EXERCISE PROMPT ▸ Each record, word for word and stripped of pictures, is what the answer should contain.

Extracted data entries:
----

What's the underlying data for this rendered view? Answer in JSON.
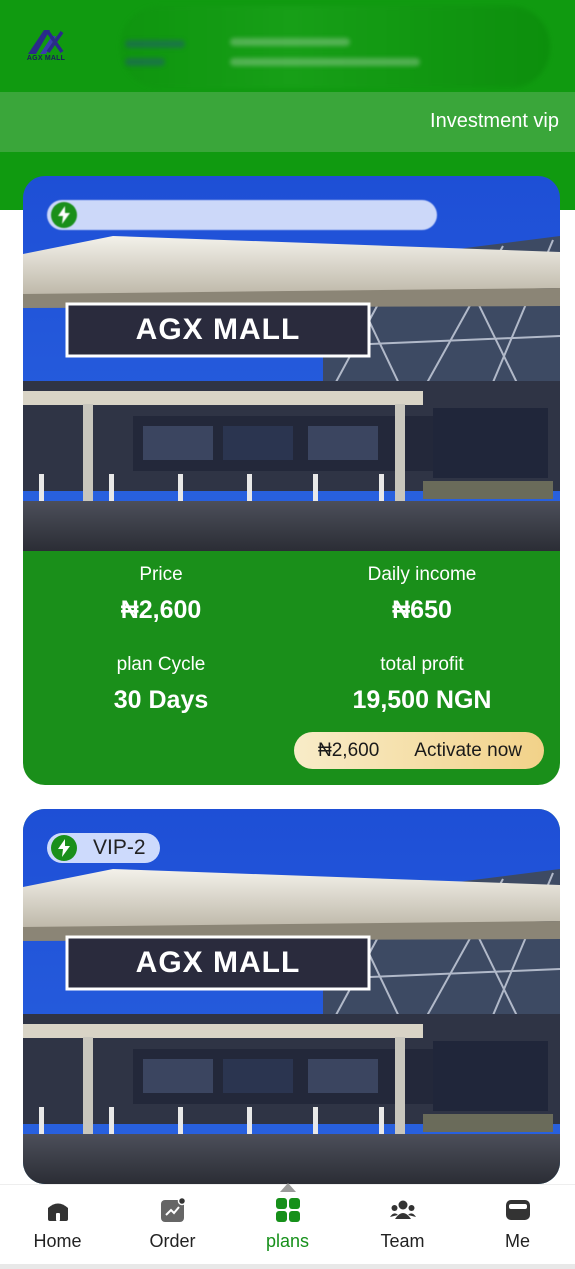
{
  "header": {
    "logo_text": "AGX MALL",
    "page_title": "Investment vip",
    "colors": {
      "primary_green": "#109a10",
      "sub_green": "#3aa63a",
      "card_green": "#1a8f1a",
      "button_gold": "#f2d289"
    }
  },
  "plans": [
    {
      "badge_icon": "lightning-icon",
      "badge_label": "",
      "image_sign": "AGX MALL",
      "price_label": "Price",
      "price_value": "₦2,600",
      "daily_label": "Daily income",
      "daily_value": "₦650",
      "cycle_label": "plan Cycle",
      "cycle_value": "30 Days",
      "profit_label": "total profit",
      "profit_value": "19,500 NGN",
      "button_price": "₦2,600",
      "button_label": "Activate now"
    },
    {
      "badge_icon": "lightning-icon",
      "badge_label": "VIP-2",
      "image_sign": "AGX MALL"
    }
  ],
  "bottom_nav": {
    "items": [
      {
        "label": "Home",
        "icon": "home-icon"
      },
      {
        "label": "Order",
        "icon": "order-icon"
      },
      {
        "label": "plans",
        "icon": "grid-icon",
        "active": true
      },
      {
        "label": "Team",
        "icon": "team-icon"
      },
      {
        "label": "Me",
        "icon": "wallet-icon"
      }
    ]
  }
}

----

RESPONSE TO THIS TASK ▸
What's the underlying data for this rendered view? Answer in JSON.
{
  "header": {
    "logo_text": "AGX MALL",
    "page_title": "Investment vip",
    "colors": {
      "primary_green": "#109a10",
      "sub_green": "#3aa63a",
      "card_green": "#1a8f1a",
      "button_gold": "#f2d289"
    }
  },
  "plans": [
    {
      "badge_icon": "lightning-icon",
      "badge_label": "",
      "image_sign": "AGX MALL",
      "price_label": "Price",
      "price_value": "₦2,600",
      "daily_label": "Daily income",
      "daily_value": "₦650",
      "cycle_label": "plan Cycle",
      "cycle_value": "30 Days",
      "profit_label": "total profit",
      "profit_value": "19,500 NGN",
      "button_price": "₦2,600",
      "button_label": "Activate now"
    },
    {
      "badge_icon": "lightning-icon",
      "badge_label": "VIP-2",
      "image_sign": "AGX MALL"
    }
  ],
  "bottom_nav": {
    "items": [
      {
        "label": "Home",
        "icon": "home-icon"
      },
      {
        "label": "Order",
        "icon": "order-icon"
      },
      {
        "label": "plans",
        "icon": "grid-icon",
        "active": true
      },
      {
        "label": "Team",
        "icon": "team-icon"
      },
      {
        "label": "Me",
        "icon": "wallet-icon"
      }
    ]
  }
}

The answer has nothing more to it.